Osborne said the "future is bright" in oil and gas with four producing oil fields, 85 exploratory wells over the next 12 years being considered, and solid prospects being revealed through seismic exploration.
Seven new companies have entered the industry in recent years, and $2.6 billion in exploration work has been committed.
The province expects to receive just under $1 billion in oil royalties in 2018-19.
With such potential, Osborne said, it's important that the province maximize job creation, royalties and other benefits.
"A great deal of the focus at Nalcor has been on Muskrat Falls," said Osborne. "We want to maker sure we give 100 per cent attention to the (oil) industry."
Nalcor has invested roughly $1.4 billion in public funds to acquire an equity stake in three offshore oil projects, and more than half of that has been recouped, said Coady.
She added the province has "incredible prospectivity" for future growth, with just seven per cent of the offshore currently under licence.
Reaction from Opposition politicians to the shakeup at Nalcor, meanwhile, was mixed.
"The oil and gas sector under Nalcor for the past number of years has had considerable success," said PC MHA Natural Resources Critic Keith Hutchings.
"We're seeing return on our equity investments. But why we're doing this right now, there's not a lot of detail.

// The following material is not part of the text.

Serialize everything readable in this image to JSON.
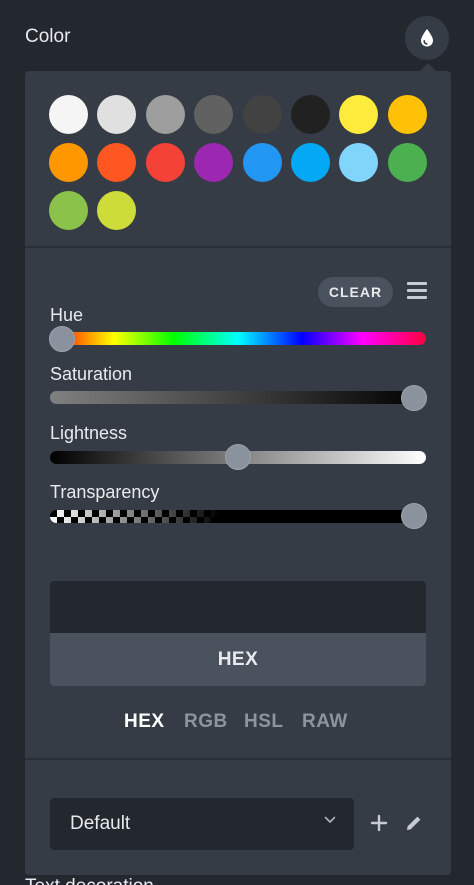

I think this budget is a lot of smoke and mirrors, and I think this is just another element of it."
NDP Leader Lorraine Michael said she wants to see proof why the move is a good one for the province.
"Maybe it will be, but I have no idea," Michael said. "But for them to put it in the budget without an explanation, without the evidence that this is a good thing to do, I think is not responsible."